Though lesser known and smaller in size, many art historians consider Black Mountain College a parallel and peer to the Bauhaus, as it was equally as progressive and innovative as the Bauhaus. And during its 24 year lifespan, the school attracted and produced some of the greatest intellectual and creative talents of the 20th century. A partial listing of these figures include Josef and Anni Albers, Jacob Lawrence, Merce Cunningham, Buckminster Fuller, John Cage, Willem and Elaine de Kooning, Robert Rauschenberg, Cy Twombly, Kenneth Noland, Franz Kline, Arthur Penn, Ruth Asawa, M.C. Richards, Francine du Plessix Gray, Robert Motherwell, Charles Olson, Robert Creeley and many others.
Black Mountain College closed in 1957, yet decades later, and in this new century, the creative spirit and genius of Black Mountain College continues to inform of humanity’s greatest potential in art and education.
Black Mountain College (Asheville North, Carolina)
“I think that the direction that education has gone in recently where it’s all about testing and memorization is just diametrically opposed to what was going on at Black Mountain College“ says Sebrell, and in the following interview, Sebrell speaks further about the inspiration and lessons learned from Black Mountain College:
Max Eternity: What is the first thing that comes to mind when you think about Black Mountain College?
Alice Sebrell (AS): I think is probably a visual…because I’ve worked on so many projects that have to do with the visual aspect of the college—the artist and their work, or photographs of the college, or just walking the properties.
ME: And is there a common thread in this visual imagery?
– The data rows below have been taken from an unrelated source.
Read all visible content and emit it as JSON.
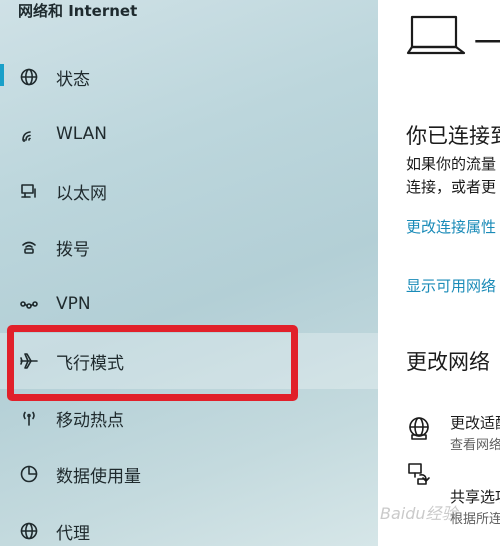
{
  "sidebar": {
    "title": "网络和 Internet",
    "items": [
      {
        "label": "状态",
        "icon": "globe-icon"
      },
      {
        "label": "WLAN",
        "icon": "wifi-icon"
      },
      {
        "label": "以太网",
        "icon": "ethernet-icon"
      },
      {
        "label": "拨号",
        "icon": "dialup-icon"
      },
      {
        "label": "VPN",
        "icon": "vpn-icon"
      },
      {
        "label": "飞行模式",
        "icon": "airplane-icon"
      },
      {
        "label": "移动热点",
        "icon": "hotspot-icon"
      },
      {
        "label": "数据使用量",
        "icon": "data-usage-icon"
      },
      {
        "label": "代理",
        "icon": "proxy-globe-icon"
      }
    ],
    "active_index": 0,
    "highlighted_label": "飞行模式",
    "accent_color": "#1aa0c9",
    "highlight_color": "#e1202a"
  },
  "main": {
    "device_dash": "一",
    "status_heading": "你已连接到",
    "status_line1": "如果你的流量",
    "status_line2": "连接，或者更",
    "link_properties": "更改连接属性",
    "link_show_networks": "显示可用网络",
    "section_heading": "更改网络",
    "settings": [
      {
        "title": "更改适配",
        "desc": "查看网络",
        "icon": "adapter-globe-icon"
      },
      {
        "title": "共享选项",
        "desc": "根据所连",
        "icon": "sharing-icon"
      }
    ],
    "link_color": "#1a8bb8"
  },
  "watermark": "Baidu经验"
}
AS: What comes up is the longing to have been able to experience it in person, rather than second hand. For me it’s more of a yearning for what appears to have been an incredibly intense, creative and charged experience for everyone who lived through, and those sorts of experiences don’t come along every day.